“I have never been abroad before,” he explained, in a rather inanimate voice now. Then, after a slight hesitation, altogether different from the agonizing irresolution my first simple question “whether he meant to stay in Geneva” had aroused, he made me an unexpected confidence—
“The fact is, I have received a sort of mission from them.”
“Which will keep you here in Geneva?”
“Yes. Here. In this odious....”
I was satisfied with my faculty for putting two and two together when I drew the inference that the mission had something to do with the person of the great Peter Ivanovitch. But I kept that surmise to myself naturally, and Mr. Razumov said nothing more for some considerable time. It was only when we were nearly on the bridge we had been making for that he opened his lips again, abruptly—
“Could I see that precious article anywhere?”
I had to think for a moment before I saw what he was referring to.
“It has been reproduced in parts by the Press here. There are files to be seen in various places. My copy of the English newspaper I have left with Miss Haldin, I remember, on the day after it reached me. I was sufficiently worried by seeing it lying on a table by the side of the poor mother’s chair for weeks. Then it disappeared. It was a relief, I assure you.”
He had stopped short.
“I trust,” I continued, “that you will find time to see these ladies fairly often—that you will make time.”
He stared at me so queerly that I hardly know how to define his aspect.

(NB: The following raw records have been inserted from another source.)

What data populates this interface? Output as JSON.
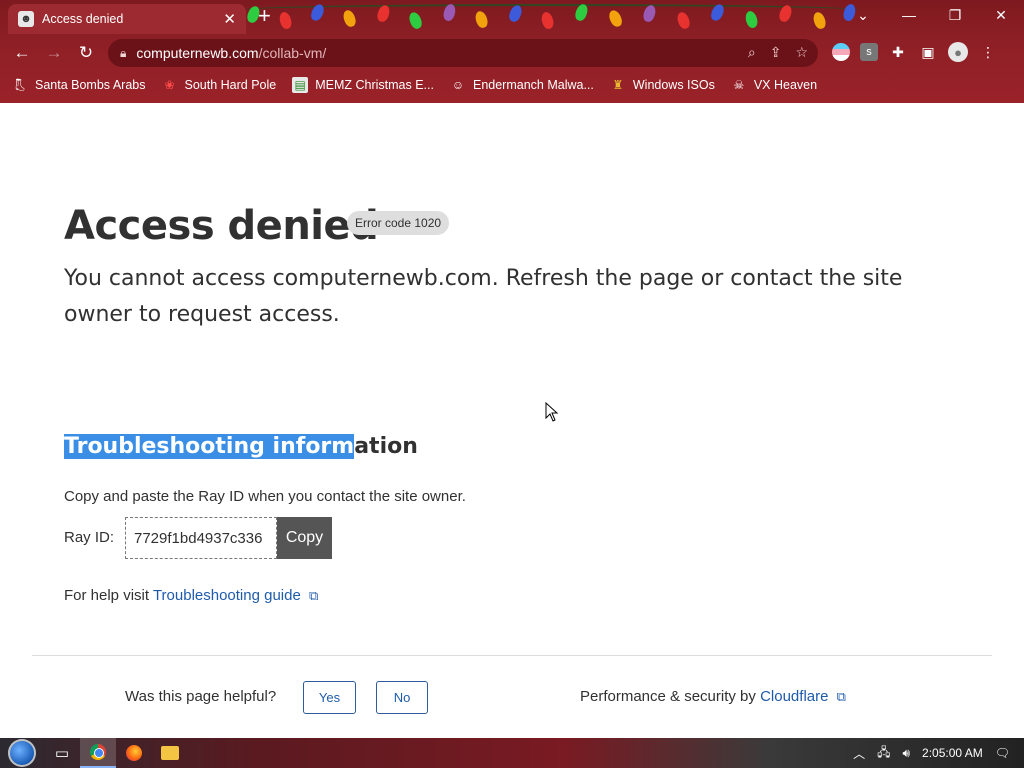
{
  "browser": {
    "tab_title": "Access denied",
    "url_domain": "computernewb.com",
    "url_path": "/collab-vm/",
    "bookmarks": [
      {
        "label": "Santa Bombs Arabs",
        "icon": "boot-icon"
      },
      {
        "label": "South Hard Pole",
        "icon": "cherry-icon"
      },
      {
        "label": "MEMZ Christmas E...",
        "icon": "image-icon"
      },
      {
        "label": "Endermanch Malwa...",
        "icon": "raccoon-icon"
      },
      {
        "label": "Windows ISOs",
        "icon": "trophy-icon"
      },
      {
        "label": "VX Heaven",
        "icon": "skull-icon"
      }
    ],
    "extension_letter": "s"
  },
  "page": {
    "title": "Access denied",
    "error_code": "Error code 1020",
    "subtitle": "You cannot access computernewb.com. Refresh the page or contact the site owner to request access.",
    "troubleshoot_selected": "Troubleshooting inform",
    "troubleshoot_rest": "ation",
    "copy_note": "Copy and paste the Ray ID when you contact the site owner.",
    "ray_label": "Ray ID:",
    "ray_id": "7729f1bd4937c336",
    "copy_label": "Copy",
    "help_prefix": "For help visit",
    "help_link": "Troubleshooting guide",
    "helpful_question": "Was this page helpful?",
    "yes_label": "Yes",
    "no_label": "No",
    "perf_prefix": "Performance & security by",
    "perf_link": "Cloudflare"
  },
  "taskbar": {
    "clock": "2:05:00 AM"
  },
  "colors": {
    "chrome_theme": "#8e1f26",
    "link": "#1f5bab",
    "selection": "#3a8ee6"
  }
}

I could not understand it in this connexion at all. What ailed him? I asked myself. What strange thought had come into his head? What vision of all the horrors that can be seen in his hopeless country had come suddenly to haunt his brain? If it were anything connected with the fate of Victor Haldin, then I hoped earnestly he would keep it to himself for ever. I was, to speak plainly, so shocked that I tried to conceal my impression by—Heaven forgive me—a smile and the assumption of a light manner.
“Surely,” I exclaimed, “that needn’t cost you a great effort.”
He turned away from me and leaned over the parapet of the bridge. For a moment I waited, looking at his back. And yet, I assure you, I was not anxious just then to look at his face again. He did not move at all. He did not mean to move. I walked on slowly on my way towards the station, and at the end of the bridge I glanced over my shoulder. No, he had not moved. He hung well over the parapet, as if captivated by the smooth rush of the blue water under the arch. The current there is swift, extremely swift; it makes some people dizzy; I myself can never look at it for any length of time without experiencing a dread of being suddenly snatched away by its destructive force. Some brains cannot resist the suggestion of irresistible power and of headlong motion.